▶ _The task_:
Your task is to copy every line of the entries that holds the word "Origin".

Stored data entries

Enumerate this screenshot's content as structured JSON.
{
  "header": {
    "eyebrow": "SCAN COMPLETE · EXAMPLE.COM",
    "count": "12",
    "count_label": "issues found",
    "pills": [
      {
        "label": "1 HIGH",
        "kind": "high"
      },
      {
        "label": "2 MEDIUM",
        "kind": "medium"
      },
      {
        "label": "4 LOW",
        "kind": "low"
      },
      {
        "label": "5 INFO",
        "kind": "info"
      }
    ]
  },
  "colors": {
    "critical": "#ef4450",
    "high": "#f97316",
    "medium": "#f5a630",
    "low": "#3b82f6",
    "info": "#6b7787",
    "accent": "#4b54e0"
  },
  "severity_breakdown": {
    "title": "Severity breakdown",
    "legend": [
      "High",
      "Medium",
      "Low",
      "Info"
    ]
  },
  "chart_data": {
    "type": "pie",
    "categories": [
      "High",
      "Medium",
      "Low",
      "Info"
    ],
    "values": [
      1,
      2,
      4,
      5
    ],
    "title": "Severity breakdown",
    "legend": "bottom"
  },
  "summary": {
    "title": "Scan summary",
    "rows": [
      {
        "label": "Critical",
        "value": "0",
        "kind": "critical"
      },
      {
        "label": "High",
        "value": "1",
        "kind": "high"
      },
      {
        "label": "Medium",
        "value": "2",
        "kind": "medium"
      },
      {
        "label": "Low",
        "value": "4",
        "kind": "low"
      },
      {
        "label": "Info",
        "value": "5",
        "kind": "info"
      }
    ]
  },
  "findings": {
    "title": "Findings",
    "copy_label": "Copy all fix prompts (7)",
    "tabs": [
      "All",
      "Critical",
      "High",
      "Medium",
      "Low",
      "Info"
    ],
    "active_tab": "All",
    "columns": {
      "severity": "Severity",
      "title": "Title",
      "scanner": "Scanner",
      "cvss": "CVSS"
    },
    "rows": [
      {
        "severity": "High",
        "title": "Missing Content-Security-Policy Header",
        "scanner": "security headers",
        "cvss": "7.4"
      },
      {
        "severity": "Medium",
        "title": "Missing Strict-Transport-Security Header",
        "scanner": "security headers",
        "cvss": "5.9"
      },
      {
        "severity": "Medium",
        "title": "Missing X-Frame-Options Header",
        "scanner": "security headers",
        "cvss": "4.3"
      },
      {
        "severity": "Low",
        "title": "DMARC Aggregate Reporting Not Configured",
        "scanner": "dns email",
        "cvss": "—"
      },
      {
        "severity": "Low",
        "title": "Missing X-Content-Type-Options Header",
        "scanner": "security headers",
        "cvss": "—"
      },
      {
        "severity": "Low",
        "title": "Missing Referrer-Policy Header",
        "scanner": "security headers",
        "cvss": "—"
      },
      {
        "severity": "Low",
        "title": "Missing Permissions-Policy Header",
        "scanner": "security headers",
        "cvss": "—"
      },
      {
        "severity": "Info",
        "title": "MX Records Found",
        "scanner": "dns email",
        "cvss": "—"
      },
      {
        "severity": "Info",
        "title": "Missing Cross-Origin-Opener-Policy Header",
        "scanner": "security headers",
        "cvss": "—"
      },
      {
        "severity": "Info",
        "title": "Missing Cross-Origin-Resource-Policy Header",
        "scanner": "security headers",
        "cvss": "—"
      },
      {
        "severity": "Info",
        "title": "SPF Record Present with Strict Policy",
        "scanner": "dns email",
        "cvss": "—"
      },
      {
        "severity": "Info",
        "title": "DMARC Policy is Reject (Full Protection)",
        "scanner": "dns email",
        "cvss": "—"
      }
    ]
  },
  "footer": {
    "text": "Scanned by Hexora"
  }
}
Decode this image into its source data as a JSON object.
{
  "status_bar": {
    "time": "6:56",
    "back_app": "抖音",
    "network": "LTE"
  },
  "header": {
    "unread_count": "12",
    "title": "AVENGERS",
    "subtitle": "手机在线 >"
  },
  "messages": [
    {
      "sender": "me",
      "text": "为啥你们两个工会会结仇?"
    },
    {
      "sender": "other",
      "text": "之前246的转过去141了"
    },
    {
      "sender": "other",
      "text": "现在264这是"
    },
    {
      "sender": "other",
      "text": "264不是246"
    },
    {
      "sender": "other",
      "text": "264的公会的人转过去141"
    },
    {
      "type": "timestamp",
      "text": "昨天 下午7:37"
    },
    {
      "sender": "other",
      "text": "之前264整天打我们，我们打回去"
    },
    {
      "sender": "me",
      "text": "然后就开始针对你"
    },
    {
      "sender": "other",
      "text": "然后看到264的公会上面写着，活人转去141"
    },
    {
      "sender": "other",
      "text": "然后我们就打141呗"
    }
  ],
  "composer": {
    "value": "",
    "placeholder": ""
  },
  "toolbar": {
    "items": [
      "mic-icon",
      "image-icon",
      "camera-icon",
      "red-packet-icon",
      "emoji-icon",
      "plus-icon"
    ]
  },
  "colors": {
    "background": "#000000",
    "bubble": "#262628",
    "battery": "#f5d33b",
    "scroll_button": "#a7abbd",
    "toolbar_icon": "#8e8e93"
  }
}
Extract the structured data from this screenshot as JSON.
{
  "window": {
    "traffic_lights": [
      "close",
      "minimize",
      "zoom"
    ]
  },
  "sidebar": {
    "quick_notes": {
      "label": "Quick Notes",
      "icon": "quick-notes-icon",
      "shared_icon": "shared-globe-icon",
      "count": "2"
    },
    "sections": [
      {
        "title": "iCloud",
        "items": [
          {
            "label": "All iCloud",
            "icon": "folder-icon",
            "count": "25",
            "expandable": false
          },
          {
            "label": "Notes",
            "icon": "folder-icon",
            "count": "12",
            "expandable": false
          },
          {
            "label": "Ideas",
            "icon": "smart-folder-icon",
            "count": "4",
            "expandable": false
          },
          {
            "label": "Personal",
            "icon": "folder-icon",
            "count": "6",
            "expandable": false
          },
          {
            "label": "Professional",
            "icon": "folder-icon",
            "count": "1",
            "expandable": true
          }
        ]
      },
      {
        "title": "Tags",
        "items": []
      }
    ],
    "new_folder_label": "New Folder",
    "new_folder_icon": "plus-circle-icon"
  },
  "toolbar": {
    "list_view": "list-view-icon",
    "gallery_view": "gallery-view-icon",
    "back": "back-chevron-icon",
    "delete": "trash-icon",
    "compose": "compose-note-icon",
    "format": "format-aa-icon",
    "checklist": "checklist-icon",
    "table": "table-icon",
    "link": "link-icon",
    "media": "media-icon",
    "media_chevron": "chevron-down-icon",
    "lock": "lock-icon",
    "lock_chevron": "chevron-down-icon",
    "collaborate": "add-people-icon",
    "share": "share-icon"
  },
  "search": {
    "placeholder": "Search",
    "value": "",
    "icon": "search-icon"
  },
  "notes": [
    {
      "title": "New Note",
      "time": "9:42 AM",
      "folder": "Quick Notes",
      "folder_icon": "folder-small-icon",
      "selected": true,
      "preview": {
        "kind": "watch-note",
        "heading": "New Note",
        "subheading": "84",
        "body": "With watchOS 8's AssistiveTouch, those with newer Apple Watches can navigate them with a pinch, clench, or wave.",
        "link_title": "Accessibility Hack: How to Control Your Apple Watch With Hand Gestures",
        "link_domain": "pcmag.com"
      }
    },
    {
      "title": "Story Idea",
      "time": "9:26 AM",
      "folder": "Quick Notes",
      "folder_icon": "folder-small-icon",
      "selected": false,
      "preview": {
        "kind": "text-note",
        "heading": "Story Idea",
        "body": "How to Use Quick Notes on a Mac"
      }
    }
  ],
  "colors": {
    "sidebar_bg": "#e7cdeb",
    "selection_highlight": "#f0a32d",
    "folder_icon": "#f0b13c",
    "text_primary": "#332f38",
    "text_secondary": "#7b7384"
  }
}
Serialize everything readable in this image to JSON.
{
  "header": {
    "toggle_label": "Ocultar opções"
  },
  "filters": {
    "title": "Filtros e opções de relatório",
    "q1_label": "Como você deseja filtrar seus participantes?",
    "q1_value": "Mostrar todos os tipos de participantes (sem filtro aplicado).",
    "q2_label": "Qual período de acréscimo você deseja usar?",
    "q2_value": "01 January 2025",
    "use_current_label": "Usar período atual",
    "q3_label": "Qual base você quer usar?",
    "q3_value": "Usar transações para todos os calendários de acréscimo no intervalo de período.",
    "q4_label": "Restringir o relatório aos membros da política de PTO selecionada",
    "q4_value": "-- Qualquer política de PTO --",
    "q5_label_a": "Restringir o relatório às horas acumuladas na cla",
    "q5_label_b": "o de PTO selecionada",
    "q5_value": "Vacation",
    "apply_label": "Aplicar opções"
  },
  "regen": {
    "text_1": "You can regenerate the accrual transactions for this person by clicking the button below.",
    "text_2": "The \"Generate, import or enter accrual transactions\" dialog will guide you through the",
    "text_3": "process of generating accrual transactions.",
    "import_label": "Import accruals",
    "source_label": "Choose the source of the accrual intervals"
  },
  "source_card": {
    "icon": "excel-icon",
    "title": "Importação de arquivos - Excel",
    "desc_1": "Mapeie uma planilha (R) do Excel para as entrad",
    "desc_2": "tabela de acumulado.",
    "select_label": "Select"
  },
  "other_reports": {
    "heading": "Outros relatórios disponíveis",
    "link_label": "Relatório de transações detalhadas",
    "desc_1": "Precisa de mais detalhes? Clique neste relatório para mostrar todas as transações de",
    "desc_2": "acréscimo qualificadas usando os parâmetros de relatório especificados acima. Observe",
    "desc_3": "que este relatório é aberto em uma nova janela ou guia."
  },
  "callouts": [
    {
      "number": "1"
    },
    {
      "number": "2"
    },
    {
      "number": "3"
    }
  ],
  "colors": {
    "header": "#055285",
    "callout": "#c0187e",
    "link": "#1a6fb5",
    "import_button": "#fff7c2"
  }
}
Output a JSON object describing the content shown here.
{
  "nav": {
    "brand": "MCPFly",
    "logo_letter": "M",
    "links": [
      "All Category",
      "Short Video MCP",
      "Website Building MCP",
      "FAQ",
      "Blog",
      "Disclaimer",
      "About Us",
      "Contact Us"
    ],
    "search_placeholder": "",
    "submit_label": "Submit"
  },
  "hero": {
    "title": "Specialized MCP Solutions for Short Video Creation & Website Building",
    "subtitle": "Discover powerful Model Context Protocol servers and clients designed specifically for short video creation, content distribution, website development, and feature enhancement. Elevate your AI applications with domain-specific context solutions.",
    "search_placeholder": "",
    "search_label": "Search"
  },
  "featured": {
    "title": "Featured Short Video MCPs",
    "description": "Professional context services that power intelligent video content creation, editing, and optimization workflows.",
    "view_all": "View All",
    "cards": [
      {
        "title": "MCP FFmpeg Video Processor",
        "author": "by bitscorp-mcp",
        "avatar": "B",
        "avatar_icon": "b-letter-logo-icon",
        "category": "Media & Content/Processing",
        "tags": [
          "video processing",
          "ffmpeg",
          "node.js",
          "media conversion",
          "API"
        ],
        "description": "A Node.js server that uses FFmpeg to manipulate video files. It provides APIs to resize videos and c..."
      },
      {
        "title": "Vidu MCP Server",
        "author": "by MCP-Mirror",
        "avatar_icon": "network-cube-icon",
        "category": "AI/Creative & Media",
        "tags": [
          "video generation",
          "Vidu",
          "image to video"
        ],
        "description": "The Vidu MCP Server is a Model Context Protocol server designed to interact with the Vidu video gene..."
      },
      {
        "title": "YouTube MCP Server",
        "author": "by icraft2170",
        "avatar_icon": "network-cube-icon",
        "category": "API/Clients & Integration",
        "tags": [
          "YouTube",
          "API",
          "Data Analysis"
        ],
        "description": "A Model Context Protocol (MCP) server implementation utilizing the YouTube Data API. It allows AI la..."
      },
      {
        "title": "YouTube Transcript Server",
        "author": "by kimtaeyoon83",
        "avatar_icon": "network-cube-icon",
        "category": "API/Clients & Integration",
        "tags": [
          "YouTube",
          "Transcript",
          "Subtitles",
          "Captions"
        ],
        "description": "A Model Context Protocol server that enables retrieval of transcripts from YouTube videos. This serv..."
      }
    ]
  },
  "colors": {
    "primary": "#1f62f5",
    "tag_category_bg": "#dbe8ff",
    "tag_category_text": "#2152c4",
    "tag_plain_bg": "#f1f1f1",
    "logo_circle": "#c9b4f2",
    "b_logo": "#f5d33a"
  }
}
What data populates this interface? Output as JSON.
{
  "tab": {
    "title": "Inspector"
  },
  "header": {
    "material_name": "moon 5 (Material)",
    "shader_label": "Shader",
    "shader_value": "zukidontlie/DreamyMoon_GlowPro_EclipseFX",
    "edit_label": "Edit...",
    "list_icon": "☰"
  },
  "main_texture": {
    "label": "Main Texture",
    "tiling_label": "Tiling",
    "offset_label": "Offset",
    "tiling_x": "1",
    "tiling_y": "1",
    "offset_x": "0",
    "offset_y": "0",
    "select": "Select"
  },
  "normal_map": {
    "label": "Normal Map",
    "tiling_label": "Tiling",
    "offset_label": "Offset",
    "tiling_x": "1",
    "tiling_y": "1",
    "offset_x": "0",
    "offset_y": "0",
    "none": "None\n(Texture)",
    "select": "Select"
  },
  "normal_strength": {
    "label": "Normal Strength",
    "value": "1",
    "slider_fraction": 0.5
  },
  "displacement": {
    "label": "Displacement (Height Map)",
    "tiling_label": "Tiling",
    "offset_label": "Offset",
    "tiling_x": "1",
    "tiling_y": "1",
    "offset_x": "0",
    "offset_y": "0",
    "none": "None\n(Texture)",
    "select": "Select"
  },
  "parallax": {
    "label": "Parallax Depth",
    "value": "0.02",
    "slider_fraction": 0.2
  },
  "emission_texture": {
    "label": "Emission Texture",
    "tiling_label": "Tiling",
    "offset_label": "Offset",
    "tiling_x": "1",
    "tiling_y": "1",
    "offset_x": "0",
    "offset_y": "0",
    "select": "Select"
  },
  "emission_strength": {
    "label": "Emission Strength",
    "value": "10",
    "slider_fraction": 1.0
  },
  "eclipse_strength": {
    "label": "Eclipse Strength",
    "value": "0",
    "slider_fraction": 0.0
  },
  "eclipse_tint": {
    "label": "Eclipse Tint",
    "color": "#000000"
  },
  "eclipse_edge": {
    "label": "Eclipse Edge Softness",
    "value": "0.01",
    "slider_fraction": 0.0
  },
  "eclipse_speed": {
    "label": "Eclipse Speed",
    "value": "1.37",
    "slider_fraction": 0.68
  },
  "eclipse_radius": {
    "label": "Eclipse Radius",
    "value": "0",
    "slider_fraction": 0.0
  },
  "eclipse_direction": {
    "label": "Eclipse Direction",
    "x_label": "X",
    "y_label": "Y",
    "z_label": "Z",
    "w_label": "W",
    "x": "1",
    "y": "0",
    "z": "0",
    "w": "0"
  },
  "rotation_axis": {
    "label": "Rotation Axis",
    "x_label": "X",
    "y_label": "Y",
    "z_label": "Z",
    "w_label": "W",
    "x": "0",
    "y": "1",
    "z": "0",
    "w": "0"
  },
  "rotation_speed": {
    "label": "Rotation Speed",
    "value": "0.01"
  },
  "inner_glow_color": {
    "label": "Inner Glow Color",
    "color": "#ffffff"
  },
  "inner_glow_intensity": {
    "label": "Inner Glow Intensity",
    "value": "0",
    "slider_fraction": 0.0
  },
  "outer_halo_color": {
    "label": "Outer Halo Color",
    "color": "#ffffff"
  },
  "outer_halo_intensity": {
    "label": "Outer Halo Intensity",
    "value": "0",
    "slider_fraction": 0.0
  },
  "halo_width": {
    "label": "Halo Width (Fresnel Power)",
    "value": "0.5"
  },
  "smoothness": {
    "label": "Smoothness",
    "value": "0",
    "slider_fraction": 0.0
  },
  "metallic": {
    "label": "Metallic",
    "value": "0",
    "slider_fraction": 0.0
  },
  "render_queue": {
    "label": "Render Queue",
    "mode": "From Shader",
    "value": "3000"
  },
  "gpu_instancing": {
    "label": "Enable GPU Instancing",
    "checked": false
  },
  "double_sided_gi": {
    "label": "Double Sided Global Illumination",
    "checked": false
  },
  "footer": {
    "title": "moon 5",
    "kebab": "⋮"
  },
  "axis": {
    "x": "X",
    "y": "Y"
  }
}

▶ _Expected answer_:
        "title": "Missing Cross-Origin-Opener-Policy Header",
        "title": "Missing Cross-Origin-Resource-Policy Header",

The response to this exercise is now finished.